I’ll be speaking at the upcoming Fall AGU in San Francsico Tuesday morning—8:15 a.m. December 4, room 104 Moscone South. PA21B. Communication of Science Through Art: A Raison d’Etre for Interdisciplinary Collaboration I. (I know, it’s early, but Blue Bottle coffee is close to Moscone Center.)
Art, Aesthetics, Design, And Data: Reaching The Public Through Scientific Visualization
The primary challenge in science communication is attracting a broad audience while maintaining technical accuracy. Scientific topics are often and reflexively considered boring, dry, or difficult by non-scientists. One way to overcome this hurdle and gain the public’s attention is through beautiful and striking imagery. Imaging techniques borrowed from art and design can generate interest in technical or abstract concepts.
NASA’s Earth Observatory routinely uses imagery to communicate current Earth science research. Earth Observatory designers collaborate with NASA scientists to produce imagery using the principles of data visualization. Curiously, the popularity of images tends to be inversely correlated with the scientific content. Simple photographs and illustrations tend to be viewed more often, and more widely shared, than maps and graphs. However, maps of tree density and melt on the Greenland ice sheet are among the most popular images published on the Earth Observatory. These graphics share some features both with each other and our most-viewed natural-color images: clear, relatable themes, intuitive color palettes, and a clean aesthetic. These similarities may explain their success, and provide a roadmap for future data-rich visualizations that engage viewers while communicating complex science.

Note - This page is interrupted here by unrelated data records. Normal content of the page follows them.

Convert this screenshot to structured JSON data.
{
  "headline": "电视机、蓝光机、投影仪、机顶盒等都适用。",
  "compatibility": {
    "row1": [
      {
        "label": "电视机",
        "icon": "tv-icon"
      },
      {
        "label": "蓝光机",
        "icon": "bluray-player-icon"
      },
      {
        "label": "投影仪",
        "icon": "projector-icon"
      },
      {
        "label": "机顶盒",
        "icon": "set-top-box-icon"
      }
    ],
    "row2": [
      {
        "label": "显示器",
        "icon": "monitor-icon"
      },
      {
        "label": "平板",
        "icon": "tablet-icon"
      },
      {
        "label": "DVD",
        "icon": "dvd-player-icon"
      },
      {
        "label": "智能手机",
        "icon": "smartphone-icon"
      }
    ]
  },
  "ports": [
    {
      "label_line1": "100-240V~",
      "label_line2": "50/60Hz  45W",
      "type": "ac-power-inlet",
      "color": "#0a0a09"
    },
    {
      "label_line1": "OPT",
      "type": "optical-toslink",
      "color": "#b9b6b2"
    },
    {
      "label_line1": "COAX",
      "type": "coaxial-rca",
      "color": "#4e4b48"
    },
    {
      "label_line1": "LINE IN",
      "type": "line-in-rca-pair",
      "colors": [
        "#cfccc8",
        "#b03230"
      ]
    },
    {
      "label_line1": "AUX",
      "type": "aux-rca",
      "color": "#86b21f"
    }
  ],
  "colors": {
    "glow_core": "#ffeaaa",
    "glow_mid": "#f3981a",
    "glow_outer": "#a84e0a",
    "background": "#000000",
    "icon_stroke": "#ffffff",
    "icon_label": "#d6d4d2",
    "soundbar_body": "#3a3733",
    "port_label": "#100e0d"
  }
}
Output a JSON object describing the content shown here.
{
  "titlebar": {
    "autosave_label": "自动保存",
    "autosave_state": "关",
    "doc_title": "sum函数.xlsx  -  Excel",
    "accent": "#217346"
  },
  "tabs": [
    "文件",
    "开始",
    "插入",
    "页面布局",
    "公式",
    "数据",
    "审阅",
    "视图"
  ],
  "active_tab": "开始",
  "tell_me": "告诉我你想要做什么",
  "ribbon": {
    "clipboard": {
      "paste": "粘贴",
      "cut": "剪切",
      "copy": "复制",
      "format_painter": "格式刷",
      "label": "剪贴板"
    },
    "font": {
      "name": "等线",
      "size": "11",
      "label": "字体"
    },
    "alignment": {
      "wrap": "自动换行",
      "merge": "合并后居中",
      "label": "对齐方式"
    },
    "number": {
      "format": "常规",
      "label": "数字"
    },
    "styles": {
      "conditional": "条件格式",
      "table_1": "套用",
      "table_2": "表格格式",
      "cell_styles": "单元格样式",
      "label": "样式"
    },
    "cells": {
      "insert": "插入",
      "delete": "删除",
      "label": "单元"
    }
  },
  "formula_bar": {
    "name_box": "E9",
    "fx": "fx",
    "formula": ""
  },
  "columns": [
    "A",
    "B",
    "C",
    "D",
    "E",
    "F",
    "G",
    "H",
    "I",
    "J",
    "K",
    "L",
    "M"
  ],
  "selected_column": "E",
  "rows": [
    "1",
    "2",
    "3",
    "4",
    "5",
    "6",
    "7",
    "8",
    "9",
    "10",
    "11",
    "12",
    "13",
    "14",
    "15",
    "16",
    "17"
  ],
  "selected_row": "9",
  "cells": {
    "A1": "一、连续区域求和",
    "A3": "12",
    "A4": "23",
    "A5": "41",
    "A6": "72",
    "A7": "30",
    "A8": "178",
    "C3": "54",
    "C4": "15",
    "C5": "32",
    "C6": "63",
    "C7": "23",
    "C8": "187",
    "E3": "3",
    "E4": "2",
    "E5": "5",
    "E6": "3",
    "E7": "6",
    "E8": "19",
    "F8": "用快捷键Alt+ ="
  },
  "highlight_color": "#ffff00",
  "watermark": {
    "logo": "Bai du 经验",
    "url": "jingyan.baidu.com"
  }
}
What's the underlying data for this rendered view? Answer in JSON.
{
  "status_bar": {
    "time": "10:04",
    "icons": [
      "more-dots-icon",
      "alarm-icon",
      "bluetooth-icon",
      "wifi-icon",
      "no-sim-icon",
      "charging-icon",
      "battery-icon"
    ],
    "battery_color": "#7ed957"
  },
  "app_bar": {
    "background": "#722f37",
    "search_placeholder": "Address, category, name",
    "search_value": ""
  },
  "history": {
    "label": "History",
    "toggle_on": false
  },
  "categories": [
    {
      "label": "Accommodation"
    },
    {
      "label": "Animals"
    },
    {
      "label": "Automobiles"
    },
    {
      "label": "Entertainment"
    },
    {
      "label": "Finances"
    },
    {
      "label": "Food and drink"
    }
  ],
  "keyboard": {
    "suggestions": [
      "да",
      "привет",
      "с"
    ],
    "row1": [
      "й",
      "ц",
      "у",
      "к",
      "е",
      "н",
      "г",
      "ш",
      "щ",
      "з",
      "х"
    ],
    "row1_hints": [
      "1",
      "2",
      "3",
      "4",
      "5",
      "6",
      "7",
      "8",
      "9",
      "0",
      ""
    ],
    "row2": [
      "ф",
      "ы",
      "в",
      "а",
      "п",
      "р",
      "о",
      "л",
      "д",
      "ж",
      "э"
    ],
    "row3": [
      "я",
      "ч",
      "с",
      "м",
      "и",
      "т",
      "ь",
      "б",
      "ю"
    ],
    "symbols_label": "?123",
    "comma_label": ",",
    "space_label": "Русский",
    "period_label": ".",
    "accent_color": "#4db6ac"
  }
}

Please stop by. In addition, I’ve spent the past few weeks putting together imagery for a NASA/NOAA press conference Wednesday morning about a new, very cool sensor on the Suomi NPP satellite, and I’ll be on-hand to answer questions afterwards.

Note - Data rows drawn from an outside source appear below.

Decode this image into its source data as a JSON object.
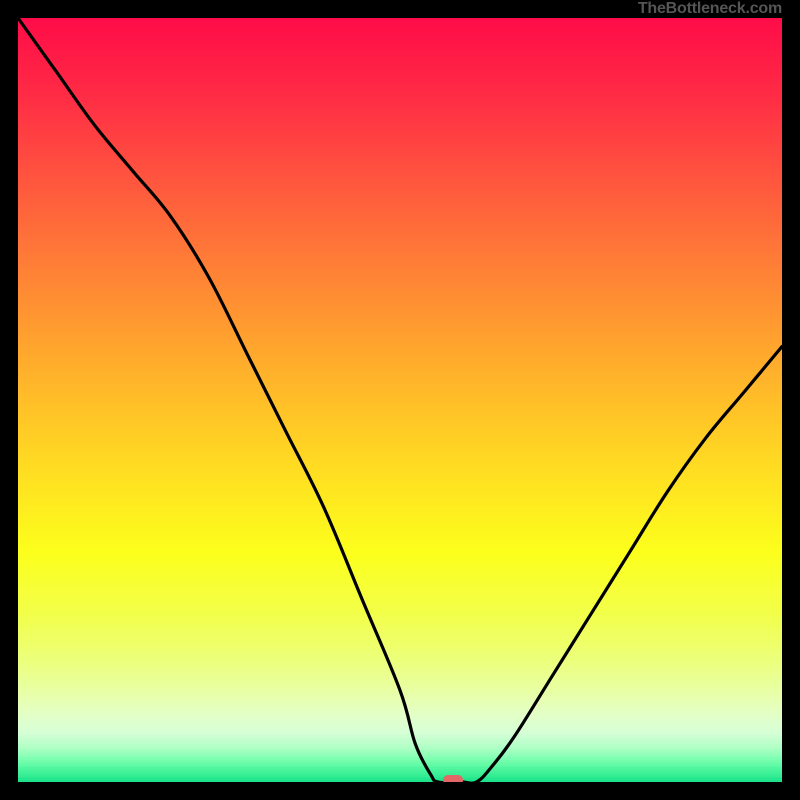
{
  "attribution": "TheBottleneck.com",
  "chart_data": {
    "type": "line",
    "title": "",
    "xlabel": "",
    "ylabel": "",
    "xlim": [
      0,
      100
    ],
    "ylim": [
      0,
      100
    ],
    "grid": false,
    "legend": false,
    "annotations": [],
    "series": [
      {
        "name": "bottleneck-curve",
        "x": [
          0,
          5,
          10,
          15,
          20,
          25,
          30,
          35,
          40,
          45,
          50,
          52,
          54,
          55,
          58,
          60,
          62,
          65,
          70,
          75,
          80,
          85,
          90,
          95,
          100
        ],
        "values": [
          100,
          93,
          86,
          80,
          74,
          66,
          56,
          46,
          36,
          24,
          12,
          5,
          1,
          0,
          0,
          0,
          2,
          6,
          14,
          22,
          30,
          38,
          45,
          51,
          57
        ]
      }
    ],
    "marker": {
      "x": 57,
      "y": 0,
      "color": "#e36767",
      "w_frac": 0.026,
      "h_frac": 0.013
    },
    "background_gradient": [
      {
        "stop": 0.0,
        "color": "#ff0c48"
      },
      {
        "stop": 0.1,
        "color": "#ff2b45"
      },
      {
        "stop": 0.2,
        "color": "#ff513f"
      },
      {
        "stop": 0.3,
        "color": "#ff7638"
      },
      {
        "stop": 0.4,
        "color": "#ff9a30"
      },
      {
        "stop": 0.5,
        "color": "#ffbe28"
      },
      {
        "stop": 0.6,
        "color": "#ffe021"
      },
      {
        "stop": 0.7,
        "color": "#fcff1c"
      },
      {
        "stop": 0.78,
        "color": "#f2ff4a"
      },
      {
        "stop": 0.84,
        "color": "#ecff7a"
      },
      {
        "stop": 0.88,
        "color": "#e8ffa4"
      },
      {
        "stop": 0.91,
        "color": "#e4ffc6"
      },
      {
        "stop": 0.935,
        "color": "#d6ffd6"
      },
      {
        "stop": 0.955,
        "color": "#b0ffc6"
      },
      {
        "stop": 0.97,
        "color": "#7cffb0"
      },
      {
        "stop": 0.985,
        "color": "#47f49b"
      },
      {
        "stop": 1.0,
        "color": "#19e188"
      }
    ]
  }
}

Earth at Night
Wednesday, 5 December
A new cloud-free view of the entire Earth at Night, courtesy of a joint NASA-NOAA satellite

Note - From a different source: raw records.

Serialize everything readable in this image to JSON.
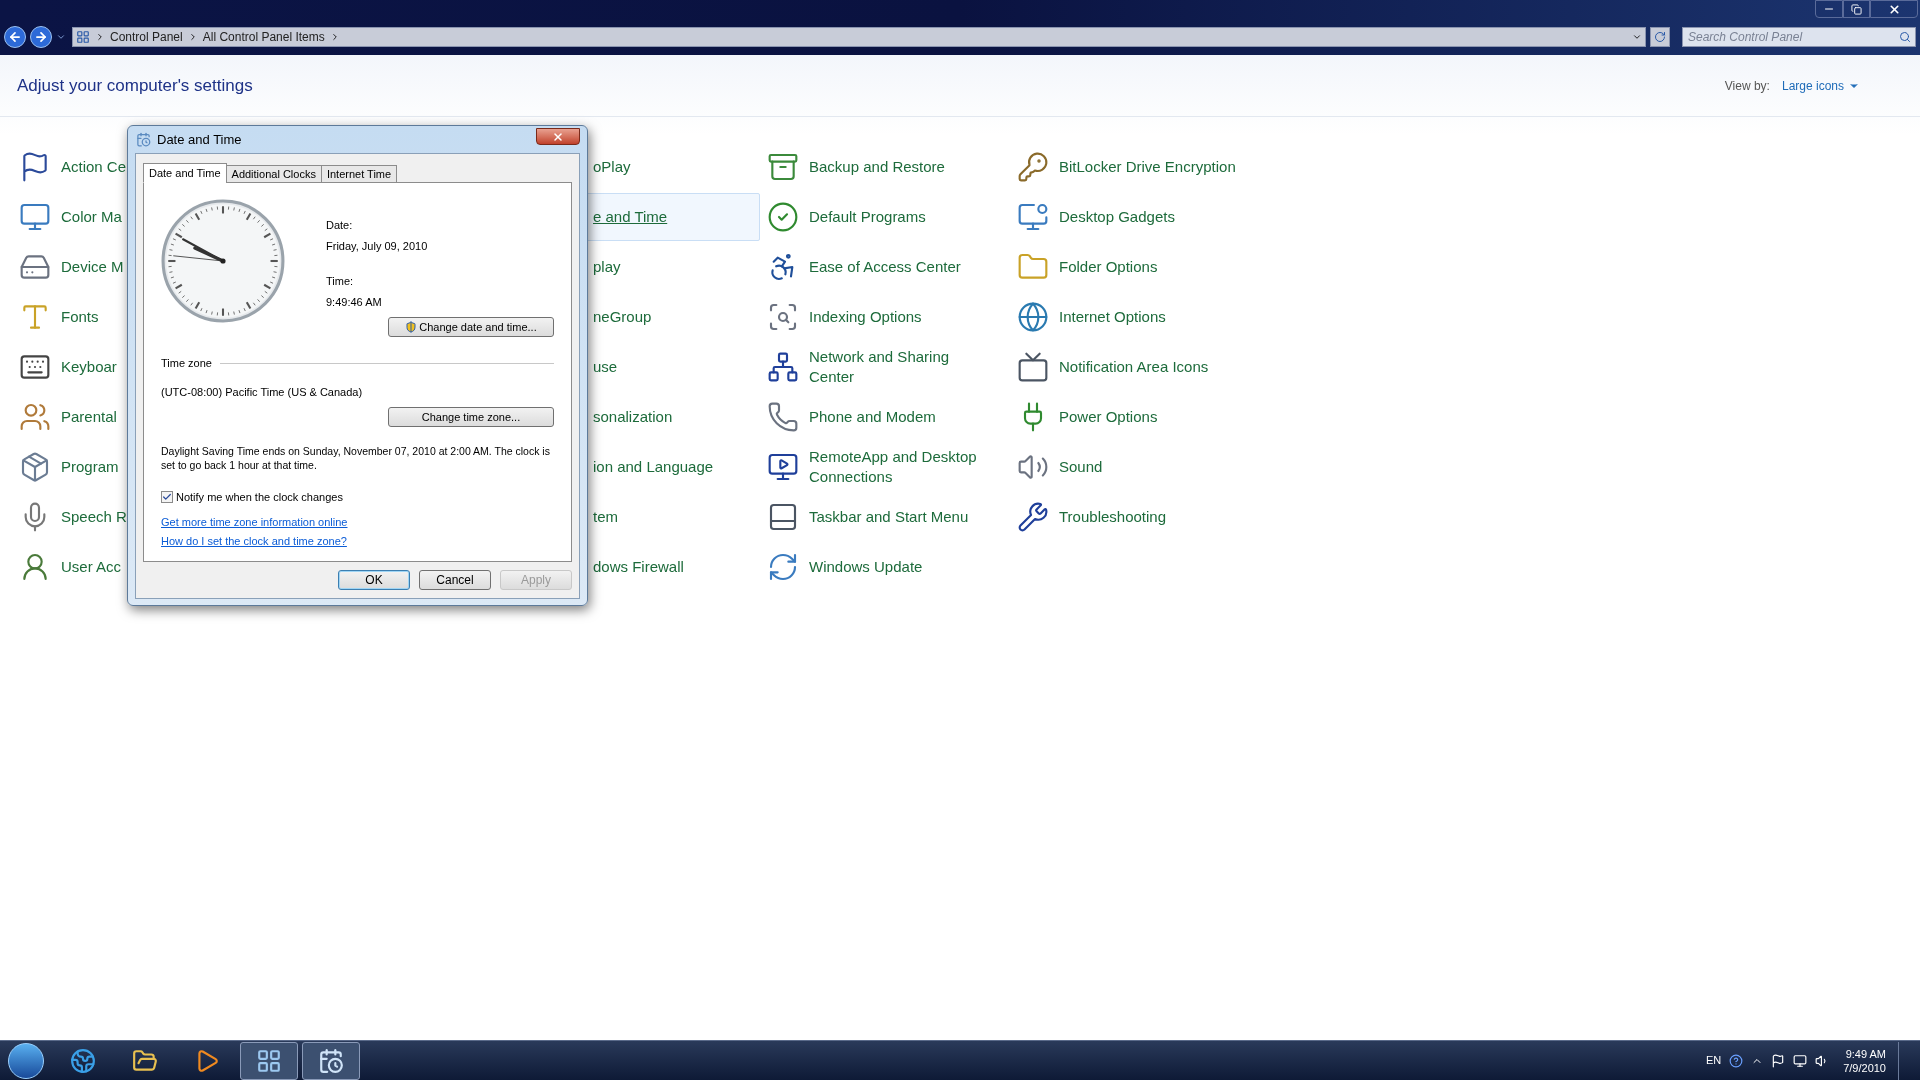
{
  "window": {
    "breadcrumb": [
      "Control Panel",
      "All Control Panel Items"
    ],
    "search": {
      "placeholder": "Search Control Panel"
    }
  },
  "header": {
    "title": "Adjust your computer's settings",
    "view_by_label": "View by:",
    "view_by_value": "Large icons"
  },
  "columns": [
    [
      {
        "label": "Action Ce",
        "selected": false
      },
      {
        "label": "Color Ma",
        "selected": false
      },
      {
        "label": "Device M",
        "selected": false
      },
      {
        "label": "Fonts",
        "selected": false
      },
      {
        "label": "Keyboar",
        "selected": false
      },
      {
        "label": "Parental",
        "selected": false
      },
      {
        "label": "Program",
        "selected": false
      },
      {
        "label": "Speech R",
        "selected": false
      },
      {
        "label": "User Acc",
        "selected": false
      }
    ],
    [
      {
        "label": "oPlay",
        "selected": false
      },
      {
        "label": "e and Time",
        "selected": true
      },
      {
        "label": "play",
        "selected": false
      },
      {
        "label": "neGroup",
        "selected": false
      },
      {
        "label": "use",
        "selected": false
      },
      {
        "label": "sonalization",
        "selected": false
      },
      {
        "label": "ion and Language",
        "selected": false
      },
      {
        "label": "tem",
        "selected": false
      },
      {
        "label": "dows Firewall",
        "selected": false
      }
    ],
    [
      {
        "label": "Backup and Restore",
        "selected": false
      },
      {
        "label": "Default Programs",
        "selected": false
      },
      {
        "label": "Ease of Access Center",
        "selected": false
      },
      {
        "label": "Indexing Options",
        "selected": false
      },
      {
        "label": "Network and Sharing Center",
        "selected": false
      },
      {
        "label": "Phone and Modem",
        "selected": false
      },
      {
        "label": "RemoteApp and Desktop Connections",
        "selected": false
      },
      {
        "label": "Taskbar and Start Menu",
        "selected": false
      },
      {
        "label": "Windows Update",
        "selected": false
      }
    ],
    [
      {
        "label": "BitLocker Drive Encryption",
        "selected": false
      },
      {
        "label": "Desktop Gadgets",
        "selected": false
      },
      {
        "label": "Folder Options",
        "selected": false
      },
      {
        "label": "Internet Options",
        "selected": false
      },
      {
        "label": "Notification Area Icons",
        "selected": false
      },
      {
        "label": "Power Options",
        "selected": false
      },
      {
        "label": "Sound",
        "selected": false
      },
      {
        "label": "Troubleshooting",
        "selected": false
      }
    ]
  ],
  "dialog": {
    "title": "Date and Time",
    "tabs": [
      {
        "label": "Date and Time",
        "selected": true
      },
      {
        "label": "Additional Clocks",
        "selected": false
      },
      {
        "label": "Internet Time",
        "selected": false
      }
    ],
    "date_label": "Date:",
    "date": "Friday, July 09, 2010",
    "time_label": "Time:",
    "time": "9:49:46 AM",
    "change_datetime_button": "Change date and time...",
    "timezone_group": "Time zone",
    "timezone": "(UTC-08:00) Pacific Time (US & Canada)",
    "change_timezone_button": "Change time zone...",
    "dst_note": "Daylight Saving Time ends on Sunday, November 07, 2010 at 2:00 AM. The clock is set to go back 1 hour at that time.",
    "notify": {
      "label": "Notify me when the clock changes",
      "checked": true
    },
    "links": [
      "Get more time zone information online",
      "How do I set the clock and time zone?"
    ],
    "buttons": [
      {
        "label": "OK",
        "kind": "default"
      },
      {
        "label": "Cancel",
        "kind": "normal"
      },
      {
        "label": "Apply",
        "kind": "disabled"
      }
    ]
  },
  "taskbar": {
    "apps": [
      {
        "active": false
      },
      {
        "active": false
      },
      {
        "active": false
      },
      {
        "active": true
      },
      {
        "active": true
      }
    ],
    "tray": {
      "language": "EN",
      "time": "9:49 AM",
      "date": "7/9/2010"
    }
  }
}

program called Suomi NPP, will be unveiled at the press conference. This image is an order of
magnitude more detailed than the wildly popular earlier Earth at Night image, and reveals new
information scientists are using to study meteorology, natural and human-caused fires, fishing
boats, human settlement, urbanization and more. Scientists will discuss the advancements now
possible with these new images and detail a few examples of the features mentioned above – plus
present images of Earth on moonless nights, lit only by “airglow” and starlight, as well as the
vast difference moonlight makes on the Earth’s surface.
James Gleason, NASA Suomi NPP project scientist, NASA Goddard, Greenbelt, Maryland, USA;
Christopher Elvidge, lead of the Earth Observation Group, NOAA’s National Geophysical Data Center in Boulder, Colorado, USA;
Steve Miller, senior research scientist and deputy director of the Cooperative Institute for Research in the Atmosphere (CIRA), Colorado State University, Fort Collins, Colorado, USA
Sessions: A54F, IN33C
If you’re interested I’ll be sending out some of my impressions of the meeting via Twitter: @rsimmon hashtag #AGU12
I’d also love to meet any Earth Observatory readers who are attending—I’ll try to hang around after each of these sessions, or you can send a message through the Earth Observatory contact form:
Be sure to pick the “Design Feedback” topic (otherwise it won’t go to me, but to our harried developer), and leave your email address.
Active since 2006, Batu Tara continues to puff away. A thin volcanic plume streams northwest from the cloud-shrouded volcano. The Advanced Land Imager (ALI) aboard the Earth Observing-1 (EO-1) satellite collected this natural-color image on June 21, 2012.
NASA image By Jesse Allen and Robert Simmon using EO-1 ALI data.